As Illinois Lawmakers Return To Springfield, Still No Budget Compromise
Illinois lawmakers are returning to Springfield Wednesday as the end of the state’s fiscal year approaches, with still no deal on how to fund state government operations like road construction projects, universities, lottery winners, social services - or even schools. That means not only has there been no comprehensive state budget for the past 12 months, but there’s no agreement for the next 12 months.
State Sen. Melinda Bush, D-Grayslake, said she and her fellow Democratic state senators have a budget plan that would temporarily fund state government.
“This is a created crisis. It’s time to end it. Let’s open our schools, let’s fund our roads, and let’s move Illinois forward,” Bush said.
The proposal several Democratic senators are advocating for also calls for increasing the amount the state would spend toward school districts, particularly with students in areas of the state with low property values, by more than $700 million.
That includes additional money for Chicago Public Schools, which has been a significant point of contention between Gov. Bruce Rauner, Chicago Mayor Rahm Emanuel and Democratic legislative leaders.
“This whole bill is about bringing fairness to our education system throughout the state of Illinois and it’s not just a bailout, as some like to characterize it, for the City of Chicago,” Sen. Donne Trotter, D-Chicago, said Tuesday.
Rauner has spent recent weeks arguing through the media with Emanuel over how much money is appropriate for the state to send to Chicago Public Schools.
“We must not bail out a broken system that refuses to change the way it does business,” Rauner said in a statement. “Forcing Illinois to raise its income tax to bail out CPS is fundamentally unfair to our school children, parents, homeowners, and small business owners across the state.”
Republican legislative leaders, meanwhile, introduced their own budget plan that stands in contrast to the Senate Democrats’ budget. That measure also increases education spending from last year by $240 million.
Also, Speaker Michael Madigan, D-Chicago, on Tuesday morning defended a budget measure that passed the House of Representatives last month, but failed in the Senate, saying that would have allowed schools to open on time in the fall.
That plan was ridiculed by Rauner for being about $7 billion out of balance.
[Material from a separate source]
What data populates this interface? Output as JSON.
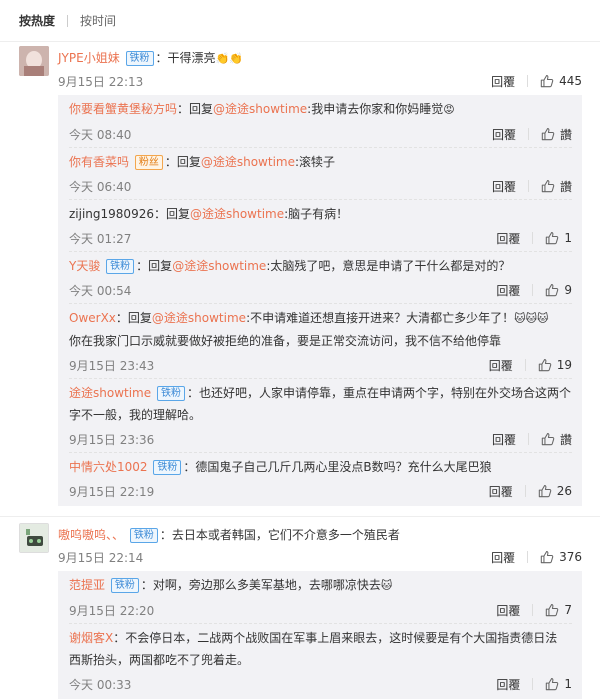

Madigan also said he plans to call a spending plan to fund road construction projects.
The Rauner administration has said without state funding by Friday, current road construction projects would come to a halt.
Tony Arnold covers Illinois politics for WBEZ. Follow him @tonyjarnold.
WBEZ has been collecting stories about the people Caught in the Middle of the impasse. Listen here.